Task
What lines below include the word "menu"? Copy each one.

-- Excerpted records follows --

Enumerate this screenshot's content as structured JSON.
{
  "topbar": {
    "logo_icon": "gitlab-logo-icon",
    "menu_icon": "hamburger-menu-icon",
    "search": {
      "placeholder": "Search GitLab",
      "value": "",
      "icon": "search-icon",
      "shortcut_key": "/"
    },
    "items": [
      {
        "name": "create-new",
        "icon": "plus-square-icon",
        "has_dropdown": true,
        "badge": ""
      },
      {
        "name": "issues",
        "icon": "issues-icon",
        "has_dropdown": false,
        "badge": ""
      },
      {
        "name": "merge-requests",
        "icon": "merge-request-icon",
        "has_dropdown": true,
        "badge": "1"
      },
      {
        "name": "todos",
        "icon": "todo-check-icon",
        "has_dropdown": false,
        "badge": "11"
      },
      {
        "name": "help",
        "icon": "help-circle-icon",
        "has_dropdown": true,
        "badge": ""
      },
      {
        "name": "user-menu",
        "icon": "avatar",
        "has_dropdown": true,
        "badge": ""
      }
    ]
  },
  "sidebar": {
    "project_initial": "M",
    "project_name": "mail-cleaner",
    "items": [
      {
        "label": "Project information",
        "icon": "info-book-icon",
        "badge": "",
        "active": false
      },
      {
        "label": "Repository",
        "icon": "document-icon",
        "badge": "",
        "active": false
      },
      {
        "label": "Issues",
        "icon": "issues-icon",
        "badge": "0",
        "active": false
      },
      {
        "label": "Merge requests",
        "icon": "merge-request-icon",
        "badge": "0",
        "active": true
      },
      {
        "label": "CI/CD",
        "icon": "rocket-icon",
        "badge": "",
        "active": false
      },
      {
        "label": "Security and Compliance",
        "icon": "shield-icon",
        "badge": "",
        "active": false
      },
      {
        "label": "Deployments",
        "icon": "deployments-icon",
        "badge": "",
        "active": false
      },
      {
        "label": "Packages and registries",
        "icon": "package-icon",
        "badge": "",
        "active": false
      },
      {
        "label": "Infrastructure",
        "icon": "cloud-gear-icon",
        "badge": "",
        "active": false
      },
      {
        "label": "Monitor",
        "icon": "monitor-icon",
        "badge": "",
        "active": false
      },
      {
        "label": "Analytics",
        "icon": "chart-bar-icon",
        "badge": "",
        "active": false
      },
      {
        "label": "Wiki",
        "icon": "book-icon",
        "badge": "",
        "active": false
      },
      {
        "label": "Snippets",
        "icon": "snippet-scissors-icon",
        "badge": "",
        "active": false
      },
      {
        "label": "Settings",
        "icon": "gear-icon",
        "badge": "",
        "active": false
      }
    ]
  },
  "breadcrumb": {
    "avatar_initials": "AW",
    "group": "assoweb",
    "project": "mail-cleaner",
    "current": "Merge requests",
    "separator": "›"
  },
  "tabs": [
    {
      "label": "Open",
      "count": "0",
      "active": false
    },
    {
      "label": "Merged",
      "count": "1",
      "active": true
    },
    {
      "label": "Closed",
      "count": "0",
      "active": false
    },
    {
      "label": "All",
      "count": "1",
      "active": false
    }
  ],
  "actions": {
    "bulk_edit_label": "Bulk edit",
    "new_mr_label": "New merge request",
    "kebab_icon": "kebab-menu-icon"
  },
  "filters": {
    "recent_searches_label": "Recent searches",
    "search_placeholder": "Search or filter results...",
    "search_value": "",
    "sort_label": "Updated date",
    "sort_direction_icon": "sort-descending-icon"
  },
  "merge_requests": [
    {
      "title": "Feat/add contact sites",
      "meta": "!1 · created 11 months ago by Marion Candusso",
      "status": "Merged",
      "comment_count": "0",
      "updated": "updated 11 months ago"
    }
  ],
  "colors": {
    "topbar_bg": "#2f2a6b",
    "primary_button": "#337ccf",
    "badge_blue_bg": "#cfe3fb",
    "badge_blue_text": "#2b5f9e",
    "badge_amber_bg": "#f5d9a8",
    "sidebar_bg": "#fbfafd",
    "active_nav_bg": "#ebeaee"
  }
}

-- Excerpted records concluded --

Written reply
    "menu_icon": "hamburger-menu-icon",
        "name": "user-menu",
    "kebab_icon": "kebab-menu-icon"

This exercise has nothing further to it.